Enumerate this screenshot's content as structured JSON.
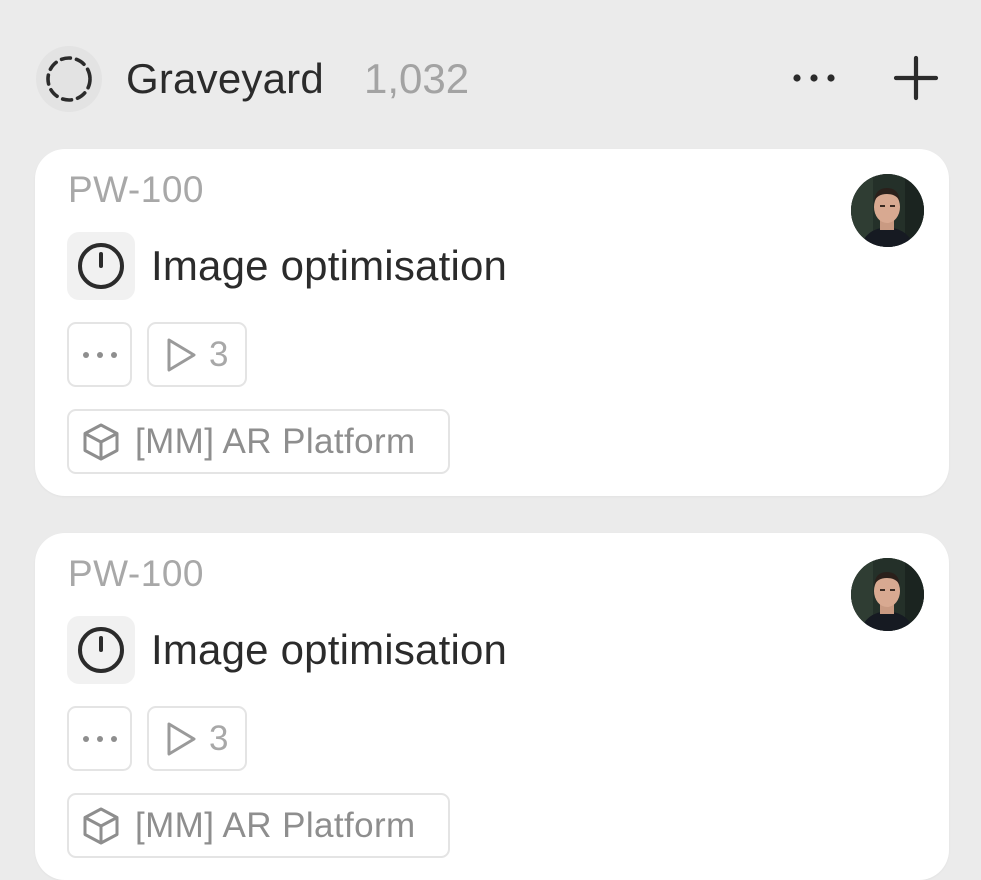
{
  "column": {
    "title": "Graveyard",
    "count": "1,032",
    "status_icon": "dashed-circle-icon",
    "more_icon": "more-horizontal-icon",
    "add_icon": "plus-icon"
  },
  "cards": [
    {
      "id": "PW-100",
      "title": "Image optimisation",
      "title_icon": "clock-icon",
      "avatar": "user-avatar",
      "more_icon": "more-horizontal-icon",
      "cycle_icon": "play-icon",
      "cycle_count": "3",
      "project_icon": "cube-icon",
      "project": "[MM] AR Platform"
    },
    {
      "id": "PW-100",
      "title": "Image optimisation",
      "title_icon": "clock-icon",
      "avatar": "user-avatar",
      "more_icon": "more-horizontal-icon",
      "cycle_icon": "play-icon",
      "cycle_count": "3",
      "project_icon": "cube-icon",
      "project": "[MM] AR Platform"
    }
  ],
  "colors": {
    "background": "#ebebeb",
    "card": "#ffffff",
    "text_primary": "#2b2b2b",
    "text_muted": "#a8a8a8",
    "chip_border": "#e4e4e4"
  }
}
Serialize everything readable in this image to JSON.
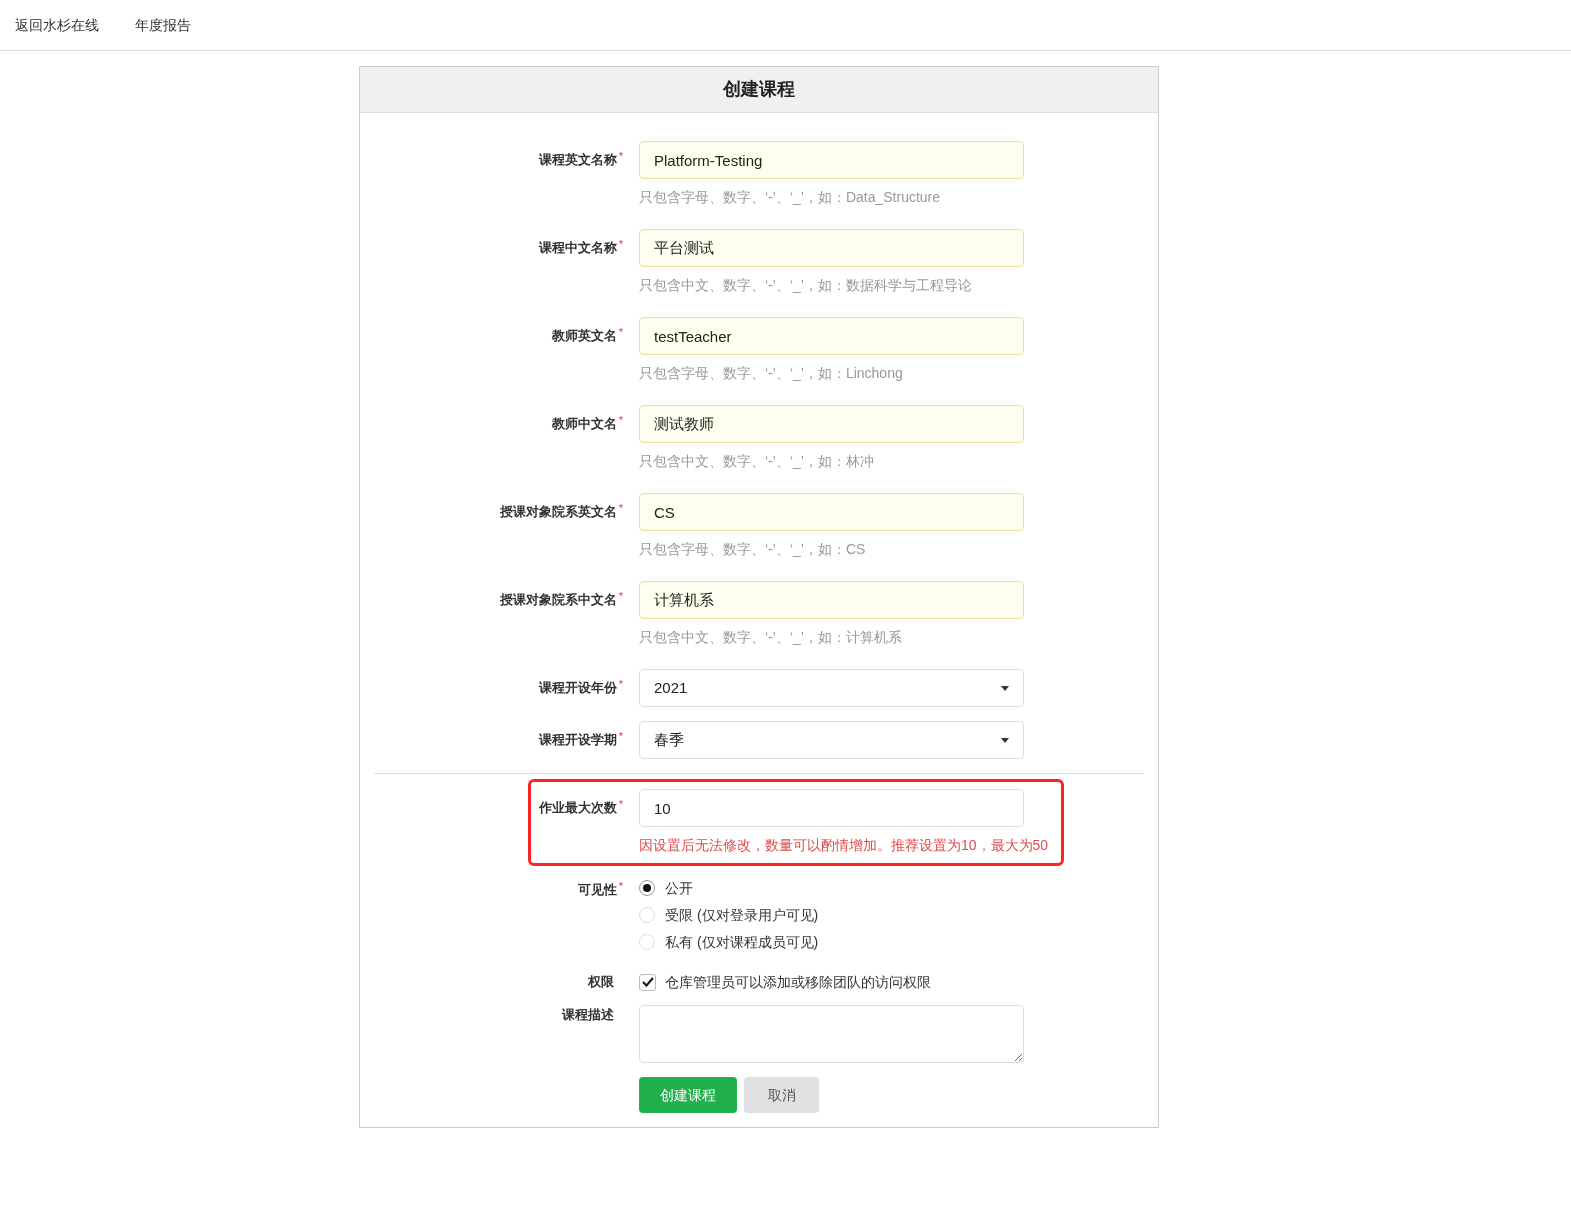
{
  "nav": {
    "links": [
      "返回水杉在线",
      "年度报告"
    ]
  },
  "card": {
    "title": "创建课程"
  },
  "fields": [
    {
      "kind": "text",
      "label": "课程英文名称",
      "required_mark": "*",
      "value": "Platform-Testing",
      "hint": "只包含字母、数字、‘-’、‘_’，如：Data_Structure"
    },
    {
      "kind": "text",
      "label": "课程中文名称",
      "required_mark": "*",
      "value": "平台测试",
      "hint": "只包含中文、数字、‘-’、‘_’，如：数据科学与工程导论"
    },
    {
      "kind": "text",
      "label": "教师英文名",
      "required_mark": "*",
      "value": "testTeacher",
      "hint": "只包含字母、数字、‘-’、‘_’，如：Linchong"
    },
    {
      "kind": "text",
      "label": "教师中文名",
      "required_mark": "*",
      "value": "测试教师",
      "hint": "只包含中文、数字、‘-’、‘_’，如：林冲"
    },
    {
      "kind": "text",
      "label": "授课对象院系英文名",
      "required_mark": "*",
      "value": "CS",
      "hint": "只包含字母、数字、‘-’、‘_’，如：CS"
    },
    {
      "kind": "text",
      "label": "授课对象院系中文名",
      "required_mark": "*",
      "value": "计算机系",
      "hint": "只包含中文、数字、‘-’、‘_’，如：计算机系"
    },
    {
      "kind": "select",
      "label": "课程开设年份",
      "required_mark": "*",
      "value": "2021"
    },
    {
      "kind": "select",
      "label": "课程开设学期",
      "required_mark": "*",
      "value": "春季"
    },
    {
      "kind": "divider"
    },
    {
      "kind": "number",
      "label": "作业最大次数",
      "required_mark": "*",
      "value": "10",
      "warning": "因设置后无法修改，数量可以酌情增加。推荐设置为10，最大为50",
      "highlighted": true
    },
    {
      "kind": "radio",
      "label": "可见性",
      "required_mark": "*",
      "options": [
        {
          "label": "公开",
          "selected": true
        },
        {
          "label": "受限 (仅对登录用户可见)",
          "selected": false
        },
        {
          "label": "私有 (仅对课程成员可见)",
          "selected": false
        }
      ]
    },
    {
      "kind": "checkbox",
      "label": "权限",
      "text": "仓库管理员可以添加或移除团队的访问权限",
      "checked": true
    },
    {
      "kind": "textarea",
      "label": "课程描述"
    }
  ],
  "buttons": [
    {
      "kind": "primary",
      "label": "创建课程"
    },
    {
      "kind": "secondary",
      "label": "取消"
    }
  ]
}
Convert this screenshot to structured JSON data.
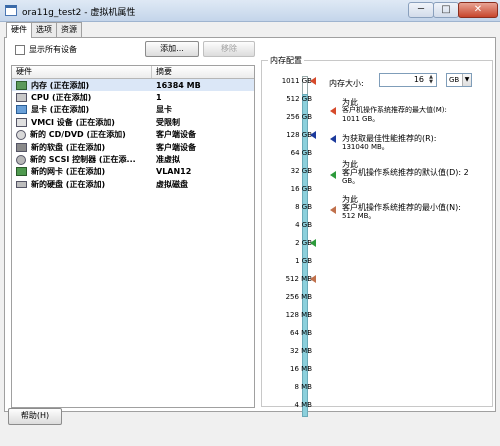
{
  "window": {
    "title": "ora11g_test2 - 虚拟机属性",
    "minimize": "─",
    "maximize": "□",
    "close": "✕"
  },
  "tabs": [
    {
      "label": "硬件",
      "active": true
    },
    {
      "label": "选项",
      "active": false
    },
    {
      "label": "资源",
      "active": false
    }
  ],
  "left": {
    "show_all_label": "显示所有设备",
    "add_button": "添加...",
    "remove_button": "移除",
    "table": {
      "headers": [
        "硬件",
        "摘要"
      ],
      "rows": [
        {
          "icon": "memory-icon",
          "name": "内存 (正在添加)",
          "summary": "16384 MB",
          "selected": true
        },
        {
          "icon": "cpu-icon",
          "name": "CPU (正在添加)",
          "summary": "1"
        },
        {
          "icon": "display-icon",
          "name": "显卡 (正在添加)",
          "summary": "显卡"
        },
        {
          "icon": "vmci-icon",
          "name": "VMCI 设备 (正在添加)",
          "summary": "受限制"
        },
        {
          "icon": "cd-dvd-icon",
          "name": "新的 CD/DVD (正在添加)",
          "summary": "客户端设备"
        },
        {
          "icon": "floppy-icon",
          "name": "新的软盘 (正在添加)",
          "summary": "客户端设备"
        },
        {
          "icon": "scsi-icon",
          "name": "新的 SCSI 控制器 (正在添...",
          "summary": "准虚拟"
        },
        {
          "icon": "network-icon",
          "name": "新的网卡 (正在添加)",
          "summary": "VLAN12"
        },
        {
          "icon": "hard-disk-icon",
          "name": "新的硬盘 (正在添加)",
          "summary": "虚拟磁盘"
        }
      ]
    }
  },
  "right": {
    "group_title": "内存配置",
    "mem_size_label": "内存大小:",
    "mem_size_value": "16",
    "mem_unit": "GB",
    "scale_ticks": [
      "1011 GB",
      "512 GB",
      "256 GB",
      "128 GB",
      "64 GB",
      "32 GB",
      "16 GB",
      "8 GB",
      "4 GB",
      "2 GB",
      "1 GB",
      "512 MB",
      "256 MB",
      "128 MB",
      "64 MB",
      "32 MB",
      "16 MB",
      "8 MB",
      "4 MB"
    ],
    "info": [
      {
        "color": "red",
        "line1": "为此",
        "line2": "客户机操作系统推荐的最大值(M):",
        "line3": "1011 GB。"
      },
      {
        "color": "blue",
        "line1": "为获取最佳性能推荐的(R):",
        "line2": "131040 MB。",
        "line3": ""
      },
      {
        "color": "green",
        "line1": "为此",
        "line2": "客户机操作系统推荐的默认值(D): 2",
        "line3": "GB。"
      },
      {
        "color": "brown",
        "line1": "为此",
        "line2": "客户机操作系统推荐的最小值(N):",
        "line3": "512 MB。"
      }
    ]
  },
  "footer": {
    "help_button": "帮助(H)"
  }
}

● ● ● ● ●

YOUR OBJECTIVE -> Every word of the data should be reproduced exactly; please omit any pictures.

ANSWER TO THIS TASK ->
Enumerate this screenshot's content as structured JSON.
{
  "column": {
    "title": "Graveyard",
    "count": "1,032",
    "status_icon": "dashed-circle-icon",
    "more_icon": "more-horizontal-icon",
    "add_icon": "plus-icon"
  },
  "cards": [
    {
      "id": "PW-100",
      "title": "Image optimisation",
      "title_icon": "clock-icon",
      "avatar": "user-avatar",
      "more_icon": "more-horizontal-icon",
      "cycle_icon": "play-icon",
      "cycle_count": "3",
      "project_icon": "cube-icon",
      "project": "[MM] AR Platform"
    },
    {
      "id": "PW-100",
      "title": "Image optimisation",
      "title_icon": "clock-icon",
      "avatar": "user-avatar",
      "more_icon": "more-horizontal-icon",
      "cycle_icon": "play-icon",
      "cycle_count": "3",
      "project_icon": "cube-icon",
      "project": "[MM] AR Platform"
    }
  ],
  "colors": {
    "background": "#ebebeb",
    "card": "#ffffff",
    "text_primary": "#2b2b2b",
    "text_muted": "#a8a8a8",
    "chip_border": "#e4e4e4"
  }
}
Serialize everything readable in this image to JSON.
{
  "nav": {
    "links": [
      "返回水杉在线",
      "年度报告"
    ]
  },
  "card": {
    "title": "创建课程"
  },
  "fields": [
    {
      "kind": "text",
      "label": "课程英文名称",
      "required_mark": "*",
      "value": "Platform-Testing",
      "hint": "只包含字母、数字、‘-’、‘_’，如：Data_Structure"
    },
    {
      "kind": "text",
      "label": "课程中文名称",
      "required_mark": "*",
      "value": "平台测试",
      "hint": "只包含中文、数字、‘-’、‘_’，如：数据科学与工程导论"
    },
    {
      "kind": "text",
      "label": "教师英文名",
      "required_mark": "*",
      "value": "testTeacher",
      "hint": "只包含字母、数字、‘-’、‘_’，如：Linchong"
    },
    {
      "kind": "text",
      "label": "教师中文名",
      "required_mark": "*",
      "value": "测试教师",
      "hint": "只包含中文、数字、‘-’、‘_’，如：林冲"
    },
    {
      "kind": "text",
      "label": "授课对象院系英文名",
      "required_mark": "*",
      "value": "CS",
      "hint": "只包含字母、数字、‘-’、‘_’，如：CS"
    },
    {
      "kind": "text",
      "label": "授课对象院系中文名",
      "required_mark": "*",
      "value": "计算机系",
      "hint": "只包含中文、数字、‘-’、‘_’，如：计算机系"
    },
    {
      "kind": "select",
      "label": "课程开设年份",
      "required_mark": "*",
      "value": "2021"
    },
    {
      "kind": "select",
      "label": "课程开设学期",
      "required_mark": "*",
      "value": "春季"
    },
    {
      "kind": "divider"
    },
    {
      "kind": "number",
      "label": "作业最大次数",
      "required_mark": "*",
      "value": "10",
      "warning": "因设置后无法修改，数量可以酌情增加。推荐设置为10，最大为50",
      "highlighted": true
    },
    {
      "kind": "radio",
      "label": "可见性",
      "required_mark": "*",
      "options": [
        {
          "label": "公开",
          "selected": true
        },
        {
          "label": "受限 (仅对登录用户可见)",
          "selected": false
        },
        {
          "label": "私有 (仅对课程成员可见)",
          "selected": false
        }
      ]
    },
    {
      "kind": "checkbox",
      "label": "权限",
      "text": "仓库管理员可以添加或移除团队的访问权限",
      "checked": true
    },
    {
      "kind": "textarea",
      "label": "课程描述"
    }
  ],
  "buttons": [
    {
      "kind": "primary",
      "label": "创建课程"
    },
    {
      "kind": "secondary",
      "label": "取消"
    }
  ]
}
Convert this screenshot to structured JSON data.
{
  "window": {
    "title": "ora11g_test2 - 虚拟机属性",
    "minimize": "─",
    "maximize": "□",
    "close": "✕"
  },
  "tabs": [
    {
      "label": "硬件",
      "active": true
    },
    {
      "label": "选项",
      "active": false
    },
    {
      "label": "资源",
      "active": false
    }
  ],
  "left": {
    "show_all_label": "显示所有设备",
    "add_button": "添加...",
    "remove_button": "移除",
    "table": {
      "headers": [
        "硬件",
        "摘要"
      ],
      "rows": [
        {
          "icon": "memory-icon",
          "name": "内存 (正在添加)",
          "summary": "16384 MB",
          "selected": true
        },
        {
          "icon": "cpu-icon",
          "name": "CPU (正在添加)",
          "summary": "1"
        },
        {
          "icon": "display-icon",
          "name": "显卡 (正在添加)",
          "summary": "显卡"
        },
        {
          "icon": "vmci-icon",
          "name": "VMCI 设备 (正在添加)",
          "summary": "受限制"
        },
        {
          "icon": "cd-dvd-icon",
          "name": "新的 CD/DVD (正在添加)",
          "summary": "客户端设备"
        },
        {
          "icon": "floppy-icon",
          "name": "新的软盘 (正在添加)",
          "summary": "客户端设备"
        },
        {
          "icon": "scsi-icon",
          "name": "新的 SCSI 控制器 (正在添...",
          "summary": "准虚拟"
        },
        {
          "icon": "network-icon",
          "name": "新的网卡 (正在添加)",
          "summary": "VLAN12"
        },
        {
          "icon": "hard-disk-icon",
          "name": "新的硬盘 (正在添加)",
          "summary": "虚拟磁盘"
        }
      ]
    }
  },
  "right": {
    "group_title": "内存配置",
    "mem_size_label": "内存大小:",
    "mem_size_value": "16",
    "mem_unit": "GB",
    "scale_ticks": [
      "1011 GB",
      "512 GB",
      "256 GB",
      "128 GB",
      "64 GB",
      "32 GB",
      "16 GB",
      "8 GB",
      "4 GB",
      "2 GB",
      "1 GB",
      "512 MB",
      "256 MB",
      "128 MB",
      "64 MB",
      "32 MB",
      "16 MB",
      "8 MB",
      "4 MB"
    ],
    "info": [
      {
        "color": "red",
        "line1": "为此",
        "line2": "客户机操作系统推荐的最大值(M):",
        "line3": "1011 GB。"
      },
      {
        "color": "blue",
        "line1": "为获取最佳性能推荐的(R):",
        "line2": "131040 MB。",
        "line3": ""
      },
      {
        "color": "green",
        "line1": "为此",
        "line2": "客户机操作系统推荐的默认值(D): 2",
        "line3": "GB。"
      },
      {
        "color": "brown",
        "line1": "为此",
        "line2": "客户机操作系统推荐的最小值(N):",
        "line3": "512 MB。"
      }
    ]
  },
  "footer": {
    "help_button": "帮助(H)"
  }
}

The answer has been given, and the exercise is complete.